Today was butchering day. Don’t worry; I didn’t post any pictures of the actual butchering as my Mom and Sister would probably end up yacking all over their keyboards if they saw the process in photos. Honestly, I think that more people need to know where their meat comes from and how it got to their dinner plate, but that’s an entire blog post in itself.
One of Nettie’s kids from this spring was a male so we banded him, let him nurse on Nettie for ten weeks, then put him with Pan. He was half Saanen & half Nigerian and after eight months he just wasn’t going to be getting any bigger or meatier so it was time to put him in the freezer. I’m sure there are some people who butcher the male dairy goats earlier and we may do that next year.
Last year we had two male freezer goats and they had a LOT of fat on them. Meaning I was feeding them too much grain & not getting any more meat out of it, although in my defense I’ve never done it before. So this year I went lighter on the grain & also supplemented his feed with a lot of acorns.
This one didn’t have much fat on him at all, so I’m pretty happy. It’s cold enough in the garage that we’re going to let him hang & age for at least a day. We’ll quarter him and I’ll wrap up the ribs, tenderloins, backstraps and neck for the freezer. Instead of taking up freezer space on the front & hind quarters I’m going to slow cook them in the oven, pull off the meat & then freeze that in small zippy-bags for quick meals later on.
I keep tossing out hints to Paul that I’d like to start a small meat goat herd. Of course, that means more fencing, more feed….more work. But when I see a meat goat & then look at the scrawny carcass of the goat we just butchered, I wonder why we don’t butcher them right after they’re weaned so we don’t have to spend any more time and money on hay & grain for them.
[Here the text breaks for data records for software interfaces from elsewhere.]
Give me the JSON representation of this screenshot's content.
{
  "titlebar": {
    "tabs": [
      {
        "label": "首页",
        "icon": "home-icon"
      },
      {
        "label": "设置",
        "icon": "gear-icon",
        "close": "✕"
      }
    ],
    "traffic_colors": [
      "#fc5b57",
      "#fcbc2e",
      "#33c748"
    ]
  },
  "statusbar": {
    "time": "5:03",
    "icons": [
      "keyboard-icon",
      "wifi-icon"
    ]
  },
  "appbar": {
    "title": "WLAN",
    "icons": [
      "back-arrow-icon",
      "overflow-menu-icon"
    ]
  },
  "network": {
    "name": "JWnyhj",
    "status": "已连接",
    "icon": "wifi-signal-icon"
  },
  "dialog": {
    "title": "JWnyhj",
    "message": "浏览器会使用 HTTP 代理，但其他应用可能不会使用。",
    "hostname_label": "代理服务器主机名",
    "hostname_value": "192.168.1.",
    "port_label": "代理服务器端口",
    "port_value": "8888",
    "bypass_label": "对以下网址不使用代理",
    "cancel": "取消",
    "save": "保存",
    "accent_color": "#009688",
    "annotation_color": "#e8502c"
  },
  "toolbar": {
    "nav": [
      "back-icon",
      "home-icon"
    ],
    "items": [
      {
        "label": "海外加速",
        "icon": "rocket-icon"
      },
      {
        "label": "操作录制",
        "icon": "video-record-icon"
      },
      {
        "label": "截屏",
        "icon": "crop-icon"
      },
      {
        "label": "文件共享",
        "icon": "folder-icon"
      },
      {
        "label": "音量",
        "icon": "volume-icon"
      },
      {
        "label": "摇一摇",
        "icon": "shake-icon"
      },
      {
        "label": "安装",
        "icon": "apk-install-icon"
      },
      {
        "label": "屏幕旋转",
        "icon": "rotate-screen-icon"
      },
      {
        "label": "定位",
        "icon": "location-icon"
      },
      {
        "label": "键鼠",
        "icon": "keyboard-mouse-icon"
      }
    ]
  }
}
Just one more thing to ponder I suppose.
Tomorrow’s post will be “nicer”, I promise!